3- You can’t get around over there without a 4×4 car
When I was there we ran into a couple who were doing everything entirely on their own with a compact car, but that’s quite risky! I believe a 4×4 car is indispensable because the chances of the car getting stuck are extremely high, especially in the rainless months.
4- You can’t get around without a guide
Roads require a lot of driving skill and there are almost no signs on them. Also, smartphone internet signals don’t work anywhere. So don’t go without a guide even if you have a 4×4 car yourself. If you prefer not leaving your city with a tour package closed, you can easily get a local and experienced guide both in Palmas, the state capital of Tocantins, and in Ponte Alta, the Jalapão Portal we mentioned earlier.
5- You’ll spend a lot of time inside the car
As I said up there in the beginning, the distances between the attractions are quite large. Between one place and the other, you can easily spend up to three hours straight in the car. For those who do the itinerary starting at Ponte Alta do Tocantins and ending in the fervedouros, on the last day you can experience a not-so-amazing up to six hours straight inside the car, with only short breaks to stretch your legs.
On the other hand, the path between the car and the attractions is always very short and rarely involves any trails. So, if you’re one of those people who have a physical disposition for hikes, you don’t have anything to fear.
6- The infrastructure is growing
I don’t know if just because of the telenovela, but tourism in Jalapão is increasing dramatically and, along with it, the infrastructure has been developing a lot. Many new inns and restaurants are setting up shop, and old lodgings are building more rooms and opening new vacancies.

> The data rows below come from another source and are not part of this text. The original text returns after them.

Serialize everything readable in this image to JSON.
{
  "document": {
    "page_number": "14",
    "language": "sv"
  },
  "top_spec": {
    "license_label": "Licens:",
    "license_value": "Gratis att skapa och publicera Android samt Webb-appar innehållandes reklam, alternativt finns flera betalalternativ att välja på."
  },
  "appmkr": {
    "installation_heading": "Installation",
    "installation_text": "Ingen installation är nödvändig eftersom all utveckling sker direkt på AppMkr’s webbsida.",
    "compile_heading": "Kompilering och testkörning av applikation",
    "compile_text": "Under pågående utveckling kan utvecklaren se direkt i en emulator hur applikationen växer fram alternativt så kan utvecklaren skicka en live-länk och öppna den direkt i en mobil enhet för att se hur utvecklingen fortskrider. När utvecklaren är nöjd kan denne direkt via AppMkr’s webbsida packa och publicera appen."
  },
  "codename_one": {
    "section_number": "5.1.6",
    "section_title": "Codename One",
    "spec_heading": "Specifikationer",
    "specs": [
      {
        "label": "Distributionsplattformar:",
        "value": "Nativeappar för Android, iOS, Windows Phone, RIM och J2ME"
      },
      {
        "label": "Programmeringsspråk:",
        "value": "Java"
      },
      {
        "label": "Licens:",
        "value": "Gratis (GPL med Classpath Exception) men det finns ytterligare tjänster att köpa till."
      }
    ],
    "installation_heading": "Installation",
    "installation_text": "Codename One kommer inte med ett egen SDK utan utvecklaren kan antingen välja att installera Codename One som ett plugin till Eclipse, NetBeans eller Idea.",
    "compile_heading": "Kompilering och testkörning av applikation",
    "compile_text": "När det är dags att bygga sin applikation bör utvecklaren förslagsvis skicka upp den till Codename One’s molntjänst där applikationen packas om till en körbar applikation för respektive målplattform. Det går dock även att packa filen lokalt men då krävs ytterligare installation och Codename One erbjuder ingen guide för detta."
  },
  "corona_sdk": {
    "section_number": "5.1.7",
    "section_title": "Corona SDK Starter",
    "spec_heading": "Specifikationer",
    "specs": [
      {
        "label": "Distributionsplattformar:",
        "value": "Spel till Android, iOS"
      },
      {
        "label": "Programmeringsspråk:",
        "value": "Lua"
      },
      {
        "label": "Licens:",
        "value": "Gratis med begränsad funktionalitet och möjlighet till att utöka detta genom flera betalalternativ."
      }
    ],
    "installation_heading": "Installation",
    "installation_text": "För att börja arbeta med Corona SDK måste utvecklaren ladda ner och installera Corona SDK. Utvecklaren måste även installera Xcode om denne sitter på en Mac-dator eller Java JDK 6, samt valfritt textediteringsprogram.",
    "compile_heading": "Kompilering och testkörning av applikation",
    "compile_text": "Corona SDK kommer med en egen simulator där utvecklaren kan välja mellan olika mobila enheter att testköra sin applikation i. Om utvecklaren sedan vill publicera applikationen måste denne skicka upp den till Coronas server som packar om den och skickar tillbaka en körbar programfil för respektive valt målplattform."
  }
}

There are already talks about possibly asphalting the region’s roads, an issue on which the local population is divided: some would love the comfort it brings and the possibility of receiving even more tourists due to the ease of access, while others fear that the region will suffer degradation due to higher influx of people. If you prefer a more rustic tour, go as soon as possible, but if you prefer something with a bit more comfort, wait a couple more years.